**Exercise**. Copy every line of the records below where the word "value" occurs.

Start of Block

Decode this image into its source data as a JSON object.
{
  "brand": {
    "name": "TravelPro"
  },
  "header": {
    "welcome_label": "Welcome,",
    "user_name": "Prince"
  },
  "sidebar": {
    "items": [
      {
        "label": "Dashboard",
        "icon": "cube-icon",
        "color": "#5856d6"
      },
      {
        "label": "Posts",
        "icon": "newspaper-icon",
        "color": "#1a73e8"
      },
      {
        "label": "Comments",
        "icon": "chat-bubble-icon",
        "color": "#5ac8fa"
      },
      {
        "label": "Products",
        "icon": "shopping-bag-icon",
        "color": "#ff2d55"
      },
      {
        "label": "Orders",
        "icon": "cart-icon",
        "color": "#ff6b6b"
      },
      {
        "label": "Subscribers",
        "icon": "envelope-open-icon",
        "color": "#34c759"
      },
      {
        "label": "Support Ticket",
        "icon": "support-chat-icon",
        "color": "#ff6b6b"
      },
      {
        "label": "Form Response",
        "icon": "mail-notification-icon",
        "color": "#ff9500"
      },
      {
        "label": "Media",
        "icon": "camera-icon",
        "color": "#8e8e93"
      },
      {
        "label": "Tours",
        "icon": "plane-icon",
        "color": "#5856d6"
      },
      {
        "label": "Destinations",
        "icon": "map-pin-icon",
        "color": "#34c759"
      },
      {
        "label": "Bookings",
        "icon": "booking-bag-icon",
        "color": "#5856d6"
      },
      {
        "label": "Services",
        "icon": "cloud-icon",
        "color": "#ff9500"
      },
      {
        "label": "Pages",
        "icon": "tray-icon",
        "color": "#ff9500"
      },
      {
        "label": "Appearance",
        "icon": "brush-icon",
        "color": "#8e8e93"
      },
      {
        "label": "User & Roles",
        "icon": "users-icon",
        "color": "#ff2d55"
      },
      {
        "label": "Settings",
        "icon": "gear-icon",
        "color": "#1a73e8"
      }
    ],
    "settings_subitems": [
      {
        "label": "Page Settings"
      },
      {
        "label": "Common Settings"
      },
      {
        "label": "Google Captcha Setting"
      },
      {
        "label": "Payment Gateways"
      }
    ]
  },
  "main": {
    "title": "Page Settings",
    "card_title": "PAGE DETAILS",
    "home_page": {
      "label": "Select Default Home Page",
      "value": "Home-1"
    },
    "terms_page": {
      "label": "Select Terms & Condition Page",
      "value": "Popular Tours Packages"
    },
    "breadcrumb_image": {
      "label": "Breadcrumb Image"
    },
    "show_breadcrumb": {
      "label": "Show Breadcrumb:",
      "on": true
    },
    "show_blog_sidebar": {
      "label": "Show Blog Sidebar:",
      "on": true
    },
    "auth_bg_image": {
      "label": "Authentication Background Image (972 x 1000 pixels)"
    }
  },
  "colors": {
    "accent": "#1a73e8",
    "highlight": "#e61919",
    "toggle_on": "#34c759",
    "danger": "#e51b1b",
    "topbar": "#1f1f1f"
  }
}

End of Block

**Task response**.
      "value": "Home-1"
      "value": "Popular Tours Packages"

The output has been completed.